Conservative councillor Sam Smith represents the Trent Valley ward, and told the meeting: “Councillor Payne says the government has rejected Gedling. But the fact is the expression of interest put forward by this council for a share of these funds (The Future High Street Fund) failed to score higher than 100 councils, which I am just as disappointed in as he is.
“Not all are Conservative run, Ashfield is run by the Independents and Doncaster is run by Labour.
“To say the Government has turned its back on Gedling is simply not true.
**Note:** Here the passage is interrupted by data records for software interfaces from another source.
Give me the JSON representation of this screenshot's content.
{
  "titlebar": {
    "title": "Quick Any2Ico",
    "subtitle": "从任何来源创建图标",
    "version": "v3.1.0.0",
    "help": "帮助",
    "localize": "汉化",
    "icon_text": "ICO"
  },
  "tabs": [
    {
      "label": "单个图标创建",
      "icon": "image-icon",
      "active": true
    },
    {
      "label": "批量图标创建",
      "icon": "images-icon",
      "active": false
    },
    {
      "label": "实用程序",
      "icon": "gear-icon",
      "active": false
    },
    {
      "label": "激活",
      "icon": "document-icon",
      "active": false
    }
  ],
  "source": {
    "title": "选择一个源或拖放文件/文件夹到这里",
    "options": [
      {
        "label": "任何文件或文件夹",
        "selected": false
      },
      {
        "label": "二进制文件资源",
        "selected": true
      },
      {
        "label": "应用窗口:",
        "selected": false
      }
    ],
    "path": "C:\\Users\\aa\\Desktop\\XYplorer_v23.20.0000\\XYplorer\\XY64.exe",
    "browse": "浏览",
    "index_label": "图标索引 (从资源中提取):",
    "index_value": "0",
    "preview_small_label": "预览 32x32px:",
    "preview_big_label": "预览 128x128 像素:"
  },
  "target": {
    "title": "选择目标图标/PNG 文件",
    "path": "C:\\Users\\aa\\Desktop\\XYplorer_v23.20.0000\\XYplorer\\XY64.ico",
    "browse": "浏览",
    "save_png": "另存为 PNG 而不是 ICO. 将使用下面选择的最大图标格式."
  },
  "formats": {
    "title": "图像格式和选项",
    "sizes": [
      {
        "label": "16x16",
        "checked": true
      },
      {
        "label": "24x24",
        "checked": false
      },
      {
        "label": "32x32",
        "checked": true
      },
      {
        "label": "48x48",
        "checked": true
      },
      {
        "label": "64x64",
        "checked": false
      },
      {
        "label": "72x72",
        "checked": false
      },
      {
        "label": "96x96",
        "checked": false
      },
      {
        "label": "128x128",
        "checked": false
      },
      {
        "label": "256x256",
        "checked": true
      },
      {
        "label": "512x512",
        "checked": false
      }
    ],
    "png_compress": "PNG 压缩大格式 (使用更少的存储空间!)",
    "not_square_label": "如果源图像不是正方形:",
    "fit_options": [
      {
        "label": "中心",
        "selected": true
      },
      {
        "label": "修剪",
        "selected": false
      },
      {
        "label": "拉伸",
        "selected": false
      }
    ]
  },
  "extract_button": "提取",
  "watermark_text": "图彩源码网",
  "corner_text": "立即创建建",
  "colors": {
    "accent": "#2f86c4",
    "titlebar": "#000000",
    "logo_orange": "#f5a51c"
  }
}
Since 2010 thanks to the proud Conservative Government policies, there are 370 more businesses thriving in Gedling, there are 677 fewer people claiming unemployment benefits and there are 685 first-time buyers in Gedling owning their own home.”
A spokeswoman from the Ministry of Housing, Communities and Local Government said: “All 100 towns were chosen according to the same selection methodology.
“This included analysis of deprivation, exposure to Brexit, productivity, economic resilience and investment opportunities.”
The head of a retail consultancy firm which looked into how the money had been allocated said it was “little surprise” the money had gone to marginal seats.
Jonathan De Mello, head of retail consultancy at Harper Dennis Hobbs, said: “With an election looking likely, it is little surprise that the Prime Minister has signposted investment towards marginal seats, largely in Brexit-supporting regions.
“These marginal seats will shape the make-up of the next Parliament, and Government investment in their high streets will arm the Conservatives with powerful local campaign messaging.
“Of the ten English local authorities we have identified as having the worst performing retail centres, just one has been shortlisted for funding.
“It is disappointing that some of the local authorities most in need of further rejuvenation – such as Gedling in Nottinghamshire, Salford in Greater Manchester and Knowsley in Merseyside, are likely to miss out, possibly due to political decisions.”